By Lisa Lambert
WASHINGTON (Reuters) - U.S. senators from both parties this week have criticized the Trump administration's decision that government agencies do not have to provide information to Democratic lawmakers, saying the step will prevent Congress from carrying out its constitutional duties.
During budget and nomination hearings, senators have pressed current and prospective officials about a Justice Department legal opinion dated May 1.
The opinion said information requests to executive agencies from senior Democrats on congressional committees, called ranking members, "do not trigger any obligation to accommodate congressional needs and are not legally enforceable through a subpoena or contempt proceedings."
The opinion, largely unprecedented, says agencies are required to give information to only committee chairs, positions held by members of the majority party in Congress. Currently, Republicans control both chambers of Congress and the White House.
Most lawmakers first learned about the guidance in media reports last month. Now, they say agencies under President Donald Trump are becoming less responsive to them, making it harder to check whether the executive branch is correctly carrying out laws, as required by the constitution.
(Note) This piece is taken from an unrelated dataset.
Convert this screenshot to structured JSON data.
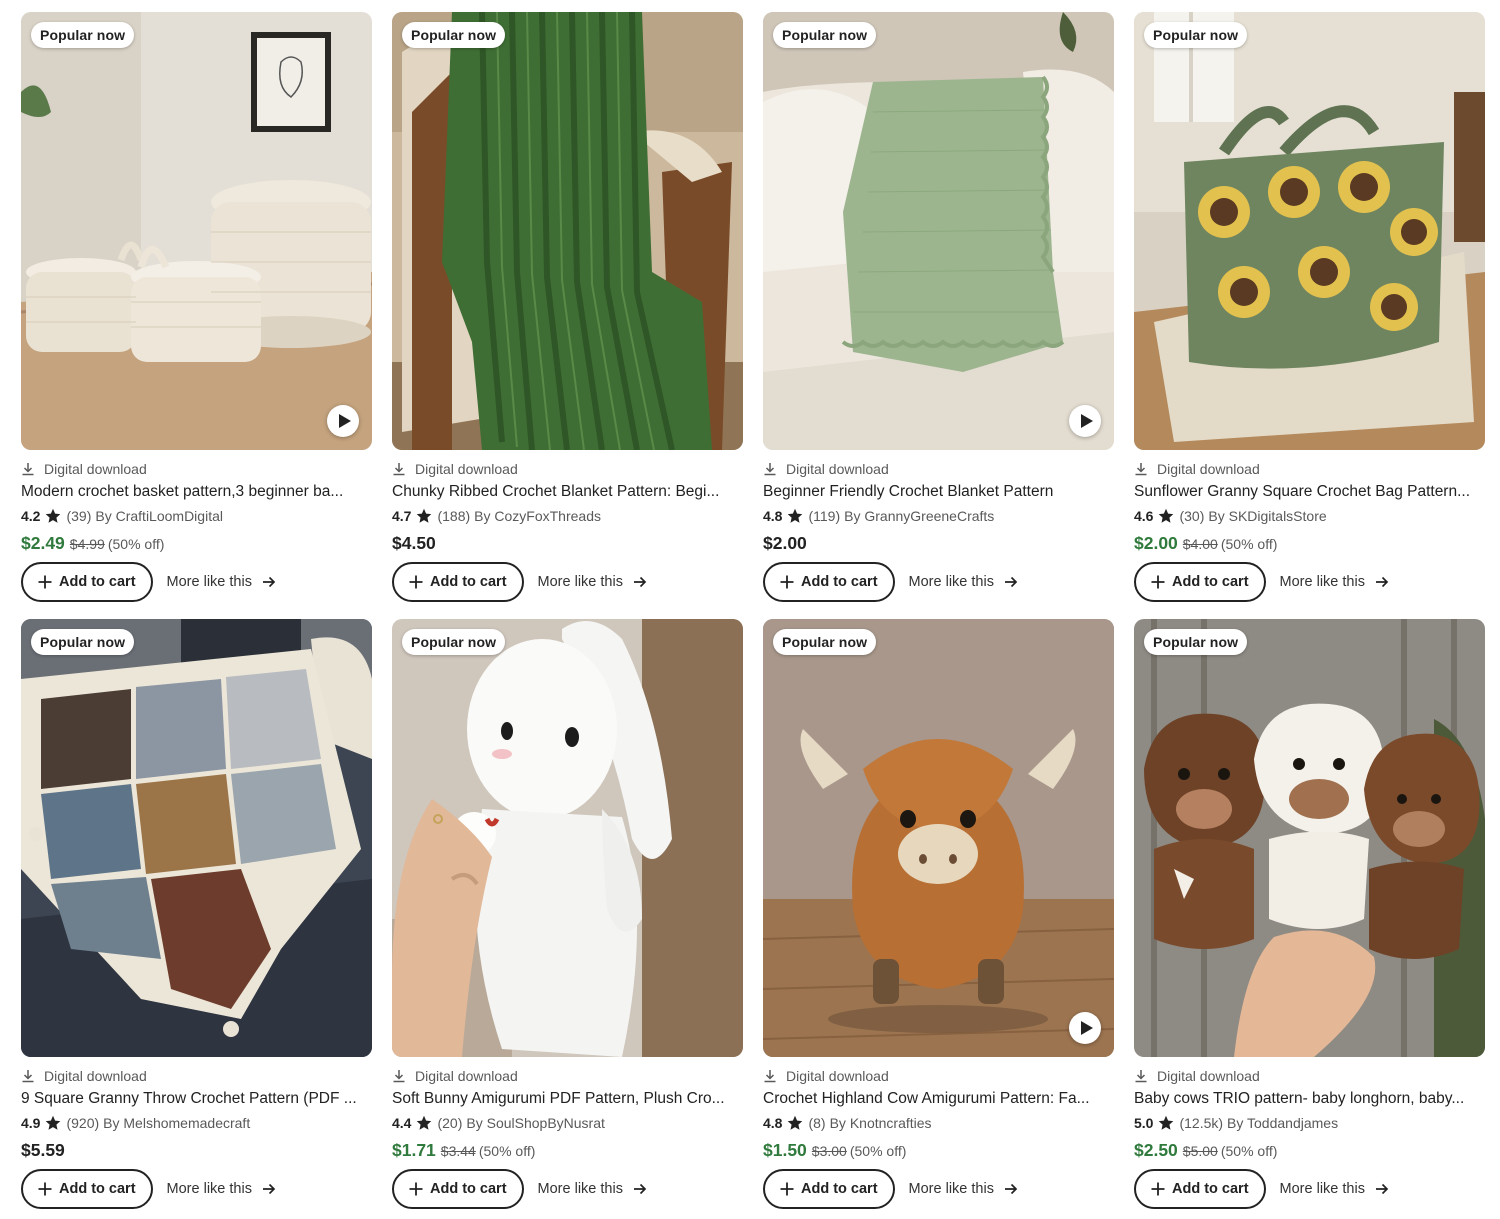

Some Republicans also have questioned allowing agencies to ignore requests from Congress.
Michigan Senator Claire McCaskill, a Democrat who is ranking member of the governmental affairs committee that looks into waste, fraud and abuse in the federal government, grew enraged on Wednesday when a nominee for the White House's budget office would not commit to respond, without reservation, to her inquiries.
The nominee for Office of Management and Budget Deputy Director, Russell Vought, said that if he is confirmed for the post his responses to her would be "subject to the discretion of the director and advice of legal counsel." He added that he was "merely reflecting the administration's policy."
Calling the legal guidance "hogwash," McCaskill cast withholding information from her as the administration's attempt to hide problems and wrongdoing.
"Welcome to the Big Leagues, administration. This is what happens, you get oversight," she said, adding she has had a "few problems" with receiving information but not to the extent of other Democrats.
A Republican on the committee, Ohio's Rob Portman, said that when he headed the budget office under former President George W. Bush, he found dealing with Congress was often frustrating.
"But I felt it was my responsibility to provide information," he said, adding he hoped Vought would do so if confirmed for the job.
(Reporting by Lisa Lambert; Editing by David Gregorio)